We can test that it’s available here:
Next, let’s test using the CloudFront URL to access that same image:
Those are both ugly URLs aren’t they? Now! Let’s try retrieving that image via the short and sweet Allparts dedicated CDN:
Pretty nice, yes?
Remember what I said – or rather, what Amazon said – about HTTPS: it doesn’t work with CNAMEs. As you can see above, those HTTPS URLs work fine because of Amazon’s SSL, but there’s no way to avoid getting error messages or broken padlocks on your browser when you try to use the CNAME and HTTPS:
Use and Application
My previous article about moving static content to the cloud has been very well received by e-commerce store owners of all sizes. I continue to receive e-mails thanking me for the guide and tips, but I’ve also received questions from people who have moved their content and are still going over their bandwidth allotment. The problem: the inability to use off-site product images.

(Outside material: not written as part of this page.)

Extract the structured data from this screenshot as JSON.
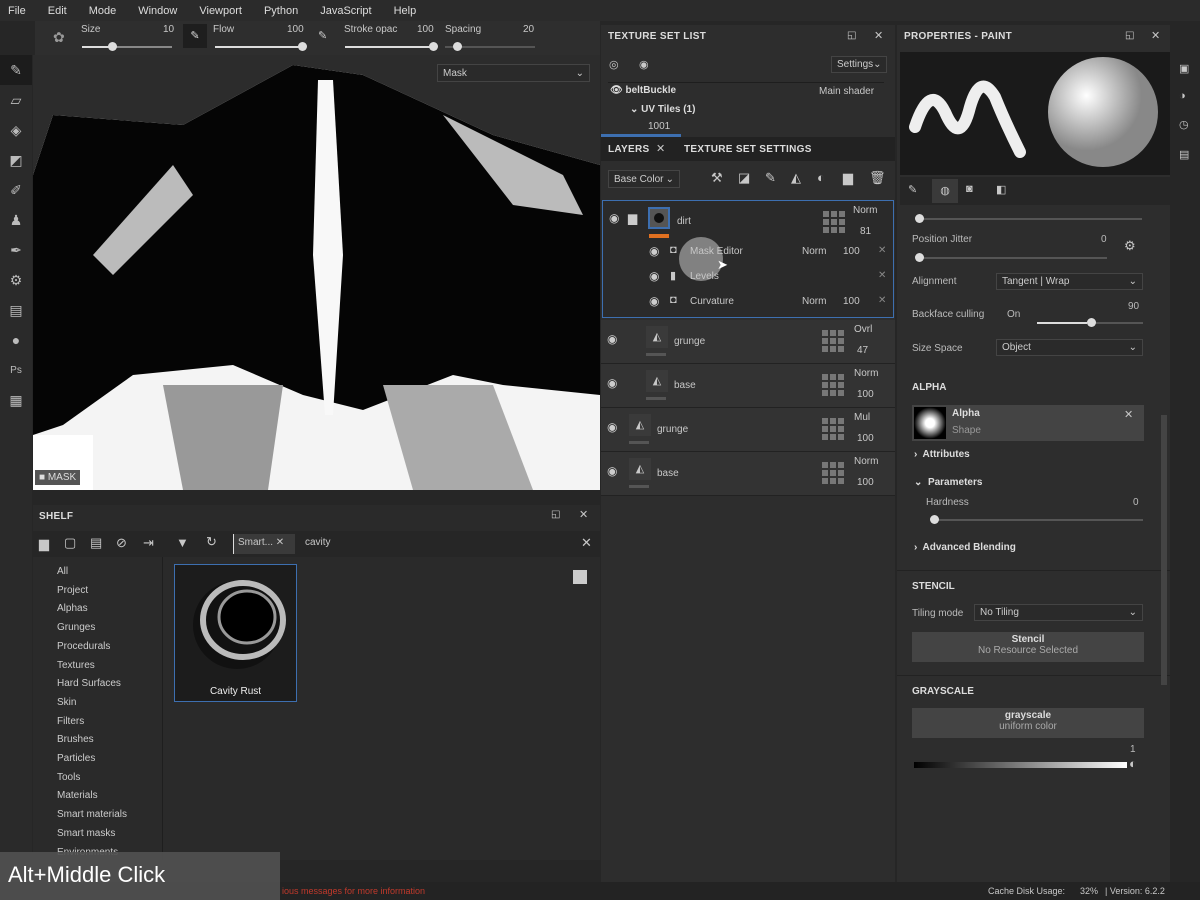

This has been a big problem for Volusion store owners who, according to my research, are subjected to the least amount of bandwidth on a plan and the highest bandwidth overage fees – up to $7 per gigabyte! Ouch. The Volusion software automatically generates several smaller version of product images for use throughout the store. However, this convenience doesn’t apply to off-site product images.
Volusion store owners can specify 1 Large and 1 Small off-site product image per product, and only those two sizes will be used for that product across the site. I have seen stores design their templates and pages around this successfully, but most store owners want the flexibility of dynamically-generated image sizes and the freedom of off-site images.
Enter 3D Cart, where you can have the best of both worlds by specifying off-site images that are automatically resized as needed.
Combine this with your new, professional, reliable, and inexpensive AWS CloudFront CDN on your subdomain and bandwidth overage fees will be a permanent thing of the past. And if you’re looking to move from Volusion to 3D Cart, get ready for an enormous increase in speed and substantially lower response times. Put it all together to deliver a screaming fast shopping experience to your visitors. As a bonus, you may even rank better in search engines now that site speed has become a factor in SEO.
What are you Waiting For!?
Another bill with huge overages, right? Don’t wait for that! Visit my contact page and put me to work saving you money. Trust me – it will pay for itself.